Originally published in The Jewish Policy Center
According to the AVI CHAI Foundation’s recently released Jewish Day School Census, the number of students enrolled in Jewish day schools across America is growing at an extraordinary rate. In 2003, 205,035 students across the country attended a Jewish day school. Just 10 years later, that number had climbed to 254,749 and is projected to grow to more than 300,000 by 2018. In fact, national Jewish day school enrollment now exceeds public school enrollment in 11 states, including New Hampshire, Rhode Island and South Dakota, and the District of Columbia. But with this explosive growth also comes several challenges: school administrators must accommodate the rising enrollment while facing mounting costs and parents must pay the ever-increasing cost of Jewish day school tuition. In some states, tuition can be as high as $30,000 per child, while in states with a lower cost of living the cost may be “only” $10,000 or $15,000 per child. Jewish education is not a luxury expense but rather a necessity for parents seeking to provide a Jewish foundation for their child.
As tuition prices for Jewish day schools rise, parents are often forced to choose between providing their children with a Jewish education or keeping their families financially stable. This financial crush has many names within the Jewish community: “tuition crisis,” “tuition crunch,” and “pricing out parents” are just a few. Numerous studies and meetings have been held within the Jewish community to talk about how to stabilize the cost of Jewish education. A solution must be found. The increasing population growth coupled with the mounting cost of tuition is not tenable for the future of Jewish education. Moreover, if Jewish day schools are out of reach for more and more parents, they will enroll their children in public schools — most of which likely lack the capacity for such an influx.
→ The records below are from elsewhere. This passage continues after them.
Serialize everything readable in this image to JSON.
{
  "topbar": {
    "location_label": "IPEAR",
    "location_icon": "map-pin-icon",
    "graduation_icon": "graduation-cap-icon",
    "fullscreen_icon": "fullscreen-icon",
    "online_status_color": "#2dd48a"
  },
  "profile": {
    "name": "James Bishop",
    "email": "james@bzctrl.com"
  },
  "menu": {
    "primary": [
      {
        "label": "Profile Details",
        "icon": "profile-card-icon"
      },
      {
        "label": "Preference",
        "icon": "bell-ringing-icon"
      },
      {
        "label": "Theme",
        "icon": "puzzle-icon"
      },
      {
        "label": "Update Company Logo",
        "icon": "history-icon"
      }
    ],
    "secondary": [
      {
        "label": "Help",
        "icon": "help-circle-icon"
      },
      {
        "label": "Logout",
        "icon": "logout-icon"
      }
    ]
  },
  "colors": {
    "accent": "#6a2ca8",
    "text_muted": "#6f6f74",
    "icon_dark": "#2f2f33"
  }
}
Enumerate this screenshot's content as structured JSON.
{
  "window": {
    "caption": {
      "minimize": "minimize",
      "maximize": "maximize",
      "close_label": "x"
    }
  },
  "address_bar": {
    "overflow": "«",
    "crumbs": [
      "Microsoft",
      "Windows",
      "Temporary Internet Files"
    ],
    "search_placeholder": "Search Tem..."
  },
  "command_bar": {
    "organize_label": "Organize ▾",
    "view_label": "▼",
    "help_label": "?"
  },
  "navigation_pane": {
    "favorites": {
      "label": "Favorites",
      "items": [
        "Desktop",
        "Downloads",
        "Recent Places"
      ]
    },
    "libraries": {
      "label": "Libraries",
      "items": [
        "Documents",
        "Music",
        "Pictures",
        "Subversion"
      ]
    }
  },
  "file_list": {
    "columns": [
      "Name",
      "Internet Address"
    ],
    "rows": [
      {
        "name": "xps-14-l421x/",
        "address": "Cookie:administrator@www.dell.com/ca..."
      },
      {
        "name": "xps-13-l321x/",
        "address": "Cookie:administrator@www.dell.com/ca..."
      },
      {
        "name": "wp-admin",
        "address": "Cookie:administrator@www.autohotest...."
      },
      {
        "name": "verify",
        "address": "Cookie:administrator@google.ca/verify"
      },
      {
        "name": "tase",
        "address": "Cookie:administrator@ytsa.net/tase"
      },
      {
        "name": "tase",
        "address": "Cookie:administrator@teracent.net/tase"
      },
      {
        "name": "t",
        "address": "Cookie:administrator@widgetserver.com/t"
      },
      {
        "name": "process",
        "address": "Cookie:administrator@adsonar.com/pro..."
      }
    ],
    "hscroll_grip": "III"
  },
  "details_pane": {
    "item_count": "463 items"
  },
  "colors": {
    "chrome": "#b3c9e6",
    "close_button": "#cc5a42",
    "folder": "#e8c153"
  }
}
Here is where the rise of school choice can have a significant impact within the Jewish community — as a means for increased government funding that can serve as a financial foundation for Jewish education.